(Page and application data records)
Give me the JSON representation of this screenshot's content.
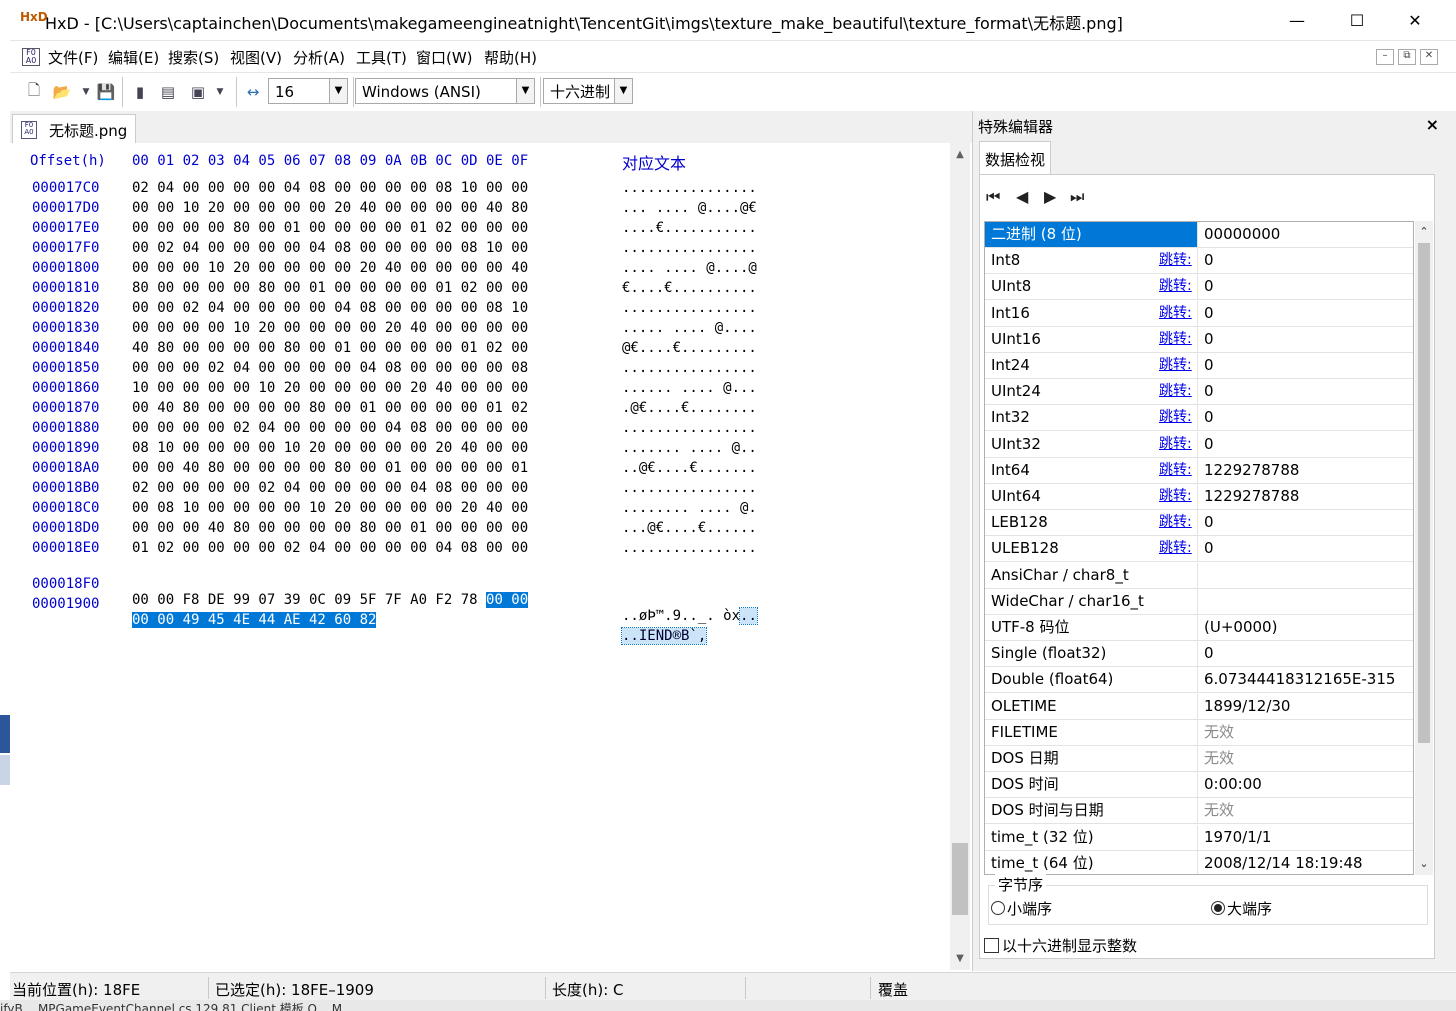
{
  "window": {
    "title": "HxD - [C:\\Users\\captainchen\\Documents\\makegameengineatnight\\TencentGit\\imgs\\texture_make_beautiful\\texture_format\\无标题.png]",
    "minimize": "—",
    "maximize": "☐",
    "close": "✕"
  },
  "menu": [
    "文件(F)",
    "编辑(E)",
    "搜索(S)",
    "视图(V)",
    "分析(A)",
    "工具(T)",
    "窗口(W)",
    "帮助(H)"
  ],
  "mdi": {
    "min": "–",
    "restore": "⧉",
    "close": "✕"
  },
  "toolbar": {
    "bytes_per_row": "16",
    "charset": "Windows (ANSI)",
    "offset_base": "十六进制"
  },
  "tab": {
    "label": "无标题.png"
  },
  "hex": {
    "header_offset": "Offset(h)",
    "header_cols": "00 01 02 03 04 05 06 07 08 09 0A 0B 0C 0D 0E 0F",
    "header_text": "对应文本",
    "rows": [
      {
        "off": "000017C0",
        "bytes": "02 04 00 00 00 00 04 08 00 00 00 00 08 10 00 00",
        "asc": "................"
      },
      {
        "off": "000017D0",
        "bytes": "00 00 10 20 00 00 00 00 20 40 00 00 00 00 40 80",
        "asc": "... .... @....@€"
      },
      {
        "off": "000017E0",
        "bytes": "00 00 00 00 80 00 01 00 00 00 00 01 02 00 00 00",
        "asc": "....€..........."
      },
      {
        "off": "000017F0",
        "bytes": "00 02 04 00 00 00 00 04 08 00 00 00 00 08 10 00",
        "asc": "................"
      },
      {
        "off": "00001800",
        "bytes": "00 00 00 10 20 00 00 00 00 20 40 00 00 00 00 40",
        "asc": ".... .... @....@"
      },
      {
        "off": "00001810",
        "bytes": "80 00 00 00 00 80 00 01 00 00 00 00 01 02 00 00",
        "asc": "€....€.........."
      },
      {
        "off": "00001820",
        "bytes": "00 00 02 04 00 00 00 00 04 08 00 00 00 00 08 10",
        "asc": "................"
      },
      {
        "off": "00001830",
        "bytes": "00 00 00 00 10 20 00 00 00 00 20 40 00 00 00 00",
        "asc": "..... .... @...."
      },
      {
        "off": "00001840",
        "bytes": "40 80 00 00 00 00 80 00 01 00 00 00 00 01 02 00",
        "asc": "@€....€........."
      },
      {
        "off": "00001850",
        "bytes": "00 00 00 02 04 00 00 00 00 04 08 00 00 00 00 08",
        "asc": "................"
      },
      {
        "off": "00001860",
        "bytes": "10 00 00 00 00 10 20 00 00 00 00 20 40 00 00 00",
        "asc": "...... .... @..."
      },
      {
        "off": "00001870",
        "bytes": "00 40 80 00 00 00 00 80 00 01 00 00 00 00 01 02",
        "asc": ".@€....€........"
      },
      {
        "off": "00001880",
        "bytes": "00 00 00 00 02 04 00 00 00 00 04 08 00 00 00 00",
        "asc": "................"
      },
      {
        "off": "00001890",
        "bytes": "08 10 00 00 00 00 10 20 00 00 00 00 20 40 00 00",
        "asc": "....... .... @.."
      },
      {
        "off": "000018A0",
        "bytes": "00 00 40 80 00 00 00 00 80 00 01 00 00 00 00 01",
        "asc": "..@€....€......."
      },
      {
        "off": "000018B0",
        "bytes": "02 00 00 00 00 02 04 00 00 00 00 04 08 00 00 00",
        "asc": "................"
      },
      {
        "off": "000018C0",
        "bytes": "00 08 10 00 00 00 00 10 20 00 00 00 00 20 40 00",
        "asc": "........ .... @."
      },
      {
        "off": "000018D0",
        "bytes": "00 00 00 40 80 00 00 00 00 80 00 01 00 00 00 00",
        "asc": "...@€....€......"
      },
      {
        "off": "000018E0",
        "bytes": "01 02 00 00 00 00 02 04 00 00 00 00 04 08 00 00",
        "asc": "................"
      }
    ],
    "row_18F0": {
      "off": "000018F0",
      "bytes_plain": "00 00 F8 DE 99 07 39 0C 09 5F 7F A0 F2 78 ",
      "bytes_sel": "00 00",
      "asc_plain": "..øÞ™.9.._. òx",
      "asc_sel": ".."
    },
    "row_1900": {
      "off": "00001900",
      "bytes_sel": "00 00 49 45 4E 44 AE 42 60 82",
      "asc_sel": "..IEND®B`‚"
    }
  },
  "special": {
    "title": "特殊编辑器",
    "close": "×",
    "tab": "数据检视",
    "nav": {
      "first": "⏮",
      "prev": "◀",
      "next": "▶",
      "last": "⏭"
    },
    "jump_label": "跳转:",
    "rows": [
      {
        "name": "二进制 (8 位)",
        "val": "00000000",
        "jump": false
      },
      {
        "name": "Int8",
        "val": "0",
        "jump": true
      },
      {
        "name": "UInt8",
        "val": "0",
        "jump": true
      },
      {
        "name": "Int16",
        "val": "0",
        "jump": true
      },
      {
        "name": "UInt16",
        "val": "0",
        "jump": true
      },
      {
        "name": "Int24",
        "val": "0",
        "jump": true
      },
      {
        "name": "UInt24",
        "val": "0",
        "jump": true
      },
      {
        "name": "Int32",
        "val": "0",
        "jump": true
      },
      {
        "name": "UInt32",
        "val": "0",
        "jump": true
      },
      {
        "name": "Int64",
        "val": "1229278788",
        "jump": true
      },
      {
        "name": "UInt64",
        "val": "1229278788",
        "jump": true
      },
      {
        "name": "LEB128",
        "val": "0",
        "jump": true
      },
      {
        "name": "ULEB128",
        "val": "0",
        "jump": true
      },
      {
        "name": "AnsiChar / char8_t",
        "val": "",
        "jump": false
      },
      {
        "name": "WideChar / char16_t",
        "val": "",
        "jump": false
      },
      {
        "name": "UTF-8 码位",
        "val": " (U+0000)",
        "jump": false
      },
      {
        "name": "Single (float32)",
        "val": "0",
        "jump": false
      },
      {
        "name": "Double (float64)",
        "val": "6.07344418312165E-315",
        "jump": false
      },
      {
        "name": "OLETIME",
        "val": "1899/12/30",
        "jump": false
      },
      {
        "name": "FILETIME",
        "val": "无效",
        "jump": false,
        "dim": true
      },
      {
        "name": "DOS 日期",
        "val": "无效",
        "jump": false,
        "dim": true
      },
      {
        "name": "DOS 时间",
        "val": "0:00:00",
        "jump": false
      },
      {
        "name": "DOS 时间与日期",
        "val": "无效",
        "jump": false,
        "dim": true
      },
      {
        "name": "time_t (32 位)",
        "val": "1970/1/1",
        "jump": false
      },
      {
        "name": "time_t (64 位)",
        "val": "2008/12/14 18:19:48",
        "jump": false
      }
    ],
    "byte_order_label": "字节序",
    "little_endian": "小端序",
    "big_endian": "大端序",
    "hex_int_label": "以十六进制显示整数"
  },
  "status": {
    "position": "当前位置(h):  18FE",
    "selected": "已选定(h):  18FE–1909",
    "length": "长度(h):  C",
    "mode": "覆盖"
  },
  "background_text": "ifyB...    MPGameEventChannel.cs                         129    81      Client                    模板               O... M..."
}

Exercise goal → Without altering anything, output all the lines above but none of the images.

Problem solution →
Give me the JSON representation of this screenshot's content.
{
  "window": {
    "title": "HxD - [C:\\Users\\captainchen\\Documents\\makegameengineatnight\\TencentGit\\imgs\\texture_make_beautiful\\texture_format\\无标题.png]",
    "minimize": "—",
    "maximize": "☐",
    "close": "✕"
  },
  "menu": [
    "文件(F)",
    "编辑(E)",
    "搜索(S)",
    "视图(V)",
    "分析(A)",
    "工具(T)",
    "窗口(W)",
    "帮助(H)"
  ],
  "mdi": {
    "min": "–",
    "restore": "⧉",
    "close": "✕"
  },
  "toolbar": {
    "bytes_per_row": "16",
    "charset": "Windows (ANSI)",
    "offset_base": "十六进制"
  },
  "tab": {
    "label": "无标题.png"
  },
  "hex": {
    "header_offset": "Offset(h)",
    "header_cols": "00 01 02 03 04 05 06 07 08 09 0A 0B 0C 0D 0E 0F",
    "header_text": "对应文本",
    "rows": [
      {
        "off": "000017C0",
        "bytes": "02 04 00 00 00 00 04 08 00 00 00 00 08 10 00 00",
        "asc": "................"
      },
      {
        "off": "000017D0",
        "bytes": "00 00 10 20 00 00 00 00 20 40 00 00 00 00 40 80",
        "asc": "... .... @....@€"
      },
      {
        "off": "000017E0",
        "bytes": "00 00 00 00 80 00 01 00 00 00 00 01 02 00 00 00",
        "asc": "....€..........."
      },
      {
        "off": "000017F0",
        "bytes": "00 02 04 00 00 00 00 04 08 00 00 00 00 08 10 00",
        "asc": "................"
      },
      {
        "off": "00001800",
        "bytes": "00 00 00 10 20 00 00 00 00 20 40 00 00 00 00 40",
        "asc": ".... .... @....@"
      },
      {
        "off": "00001810",
        "bytes": "80 00 00 00 00 80 00 01 00 00 00 00 01 02 00 00",
        "asc": "€....€.........."
      },
      {
        "off": "00001820",
        "bytes": "00 00 02 04 00 00 00 00 04 08 00 00 00 00 08 10",
        "asc": "................"
      },
      {
        "off": "00001830",
        "bytes": "00 00 00 00 10 20 00 00 00 00 20 40 00 00 00 00",
        "asc": "..... .... @...."
      },
      {
        "off": "00001840",
        "bytes": "40 80 00 00 00 00 80 00 01 00 00 00 00 01 02 00",
        "asc": "@€....€........."
      },
      {
        "off": "00001850",
        "bytes": "00 00 00 02 04 00 00 00 00 04 08 00 00 00 00 08",
        "asc": "................"
      },
      {
        "off": "00001860",
        "bytes": "10 00 00 00 00 10 20 00 00 00 00 20 40 00 00 00",
        "asc": "...... .... @..."
      },
      {
        "off": "00001870",
        "bytes": "00 40 80 00 00 00 00 80 00 01 00 00 00 00 01 02",
        "asc": ".@€....€........"
      },
      {
        "off": "00001880",
        "bytes": "00 00 00 00 02 04 00 00 00 00 04 08 00 00 00 00",
        "asc": "................"
      },
      {
        "off": "00001890",
        "bytes": "08 10 00 00 00 00 10 20 00 00 00 00 20 40 00 00",
        "asc": "....... .... @.."
      },
      {
        "off": "000018A0",
        "bytes": "00 00 40 80 00 00 00 00 80 00 01 00 00 00 00 01",
        "asc": "..@€....€......."
      },
      {
        "off": "000018B0",
        "bytes": "02 00 00 00 00 02 04 00 00 00 00 04 08 00 00 00",
        "asc": "................"
      },
      {
        "off": "000018C0",
        "bytes": "00 08 10 00 00 00 00 10 20 00 00 00 00 20 40 00",
        "asc": "........ .... @."
      },
      {
        "off": "000018D0",
        "bytes": "00 00 00 40 80 00 00 00 00 80 00 01 00 00 00 00",
        "asc": "...@€....€......"
      },
      {
        "off": "000018E0",
        "bytes": "01 02 00 00 00 00 02 04 00 00 00 00 04 08 00 00",
        "asc": "................"
      }
    ],
    "row_18F0": {
      "off": "000018F0",
      "bytes_plain": "00 00 F8 DE 99 07 39 0C 09 5F 7F A0 F2 78 ",
      "bytes_sel": "00 00",
      "asc_plain": "..øÞ™.9.._. òx",
      "asc_sel": ".."
    },
    "row_1900": {
      "off": "00001900",
      "bytes_sel": "00 00 49 45 4E 44 AE 42 60 82",
      "asc_sel": "..IEND®B`‚"
    }
  },
  "special": {
    "title": "特殊编辑器",
    "close": "×",
    "tab": "数据检视",
    "nav": {
      "first": "⏮",
      "prev": "◀",
      "next": "▶",
      "last": "⏭"
    },
    "jump_label": "跳转:",
    "rows": [
      {
        "name": "二进制 (8 位)",
        "val": "00000000",
        "jump": false
      },
      {
        "name": "Int8",
        "val": "0",
        "jump": true
      },
      {
        "name": "UInt8",
        "val": "0",
        "jump": true
      },
      {
        "name": "Int16",
        "val": "0",
        "jump": true
      },
      {
        "name": "UInt16",
        "val": "0",
        "jump": true
      },
      {
        "name": "Int24",
        "val": "0",
        "jump": true
      },
      {
        "name": "UInt24",
        "val": "0",
        "jump": true
      },
      {
        "name": "Int32",
        "val": "0",
        "jump": true
      },
      {
        "name": "UInt32",
        "val": "0",
        "jump": true
      },
      {
        "name": "Int64",
        "val": "1229278788",
        "jump": true
      },
      {
        "name": "UInt64",
        "val": "1229278788",
        "jump": true
      },
      {
        "name": "LEB128",
        "val": "0",
        "jump": true
      },
      {
        "name": "ULEB128",
        "val": "0",
        "jump": true
      },
      {
        "name": "AnsiChar / char8_t",
        "val": "",
        "jump": false
      },
      {
        "name": "WideChar / char16_t",
        "val": "",
        "jump": false
      },
      {
        "name": "UTF-8 码位",
        "val": " (U+0000)",
        "jump": false
      },
      {
        "name": "Single (float32)",
        "val": "0",
        "jump": false
      },
      {
        "name": "Double (float64)",
        "val": "6.07344418312165E-315",
        "jump": false
      },
      {
        "name": "OLETIME",
        "val": "1899/12/30",
        "jump": false
      },
      {
        "name": "FILETIME",
        "val": "无效",
        "jump": false,
        "dim": true
      },
      {
        "name": "DOS 日期",
        "val": "无效",
        "jump": false,
        "dim": true
      },
      {
        "name": "DOS 时间",
        "val": "0:00:00",
        "jump": false
      },
      {
        "name": "DOS 时间与日期",
        "val": "无效",
        "jump": false,
        "dim": true
      },
      {
        "name": "time_t (32 位)",
        "val": "1970/1/1",
        "jump": false
      },
      {
        "name": "time_t (64 位)",
        "val": "2008/12/14 18:19:48",
        "jump": false
      }
    ],
    "byte_order_label": "字节序",
    "little_endian": "小端序",
    "big_endian": "大端序",
    "hex_int_label": "以十六进制显示整数"
  },
  "status": {
    "position": "当前位置(h):  18FE",
    "selected": "已选定(h):  18FE–1909",
    "length": "长度(h):  C",
    "mode": "覆盖"
  },
  "background_text": "ifyB...    MPGameEventChannel.cs                         129    81      Client                    模板               O... M..."
}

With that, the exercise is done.